EXERCISE GOAL ->
Return each of the entries below precisely as it appears.

====== TASK INPUTS

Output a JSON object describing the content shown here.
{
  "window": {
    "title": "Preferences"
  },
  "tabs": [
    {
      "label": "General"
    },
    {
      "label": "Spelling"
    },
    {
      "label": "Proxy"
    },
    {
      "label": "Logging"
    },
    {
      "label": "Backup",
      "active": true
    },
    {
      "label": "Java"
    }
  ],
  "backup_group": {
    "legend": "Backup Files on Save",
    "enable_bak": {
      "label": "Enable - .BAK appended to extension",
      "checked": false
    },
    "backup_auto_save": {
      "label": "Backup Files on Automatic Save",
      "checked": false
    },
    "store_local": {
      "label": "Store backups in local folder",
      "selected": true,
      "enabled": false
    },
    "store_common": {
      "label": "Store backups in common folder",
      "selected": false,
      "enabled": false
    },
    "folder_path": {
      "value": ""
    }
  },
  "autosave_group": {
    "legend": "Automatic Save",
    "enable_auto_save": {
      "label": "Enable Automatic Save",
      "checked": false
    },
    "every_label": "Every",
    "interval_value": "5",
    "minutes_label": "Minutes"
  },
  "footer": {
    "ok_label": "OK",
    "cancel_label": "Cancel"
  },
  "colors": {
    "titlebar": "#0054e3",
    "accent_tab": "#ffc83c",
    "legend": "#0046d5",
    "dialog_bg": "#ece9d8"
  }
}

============

ANSWER SECTION ->
Output a JSON object describing the content shown here.
{
  "window": {
    "title": "Preferences"
  },
  "tabs": [
    {
      "label": "General"
    },
    {
      "label": "Spelling"
    },
    {
      "label": "Proxy"
    },
    {
      "label": "Logging"
    },
    {
      "label": "Backup",
      "active": true
    },
    {
      "label": "Java"
    }
  ],
  "backup_group": {
    "legend": "Backup Files on Save",
    "enable_bak": {
      "label": "Enable - .BAK appended to extension",
      "checked": false
    },
    "backup_auto_save": {
      "label": "Backup Files on Automatic Save",
      "checked": false
    },
    "store_local": {
      "label": "Store backups in local folder",
      "selected": true,
      "enabled": false
    },
    "store_common": {
      "label": "Store backups in common folder",
      "selected": false,
      "enabled": false
    },
    "folder_path": {
      "value": ""
    }
  },
  "autosave_group": {
    "legend": "Automatic Save",
    "enable_auto_save": {
      "label": "Enable Automatic Save",
      "checked": false
    },
    "every_label": "Every",
    "interval_value": "5",
    "minutes_label": "Minutes"
  },
  "footer": {
    "ok_label": "OK",
    "cancel_label": "Cancel"
  },
  "colors": {
    "titlebar": "#0054e3",
    "accent_tab": "#ffc83c",
    "legend": "#0046d5",
    "dialog_bg": "#ece9d8"
  }
}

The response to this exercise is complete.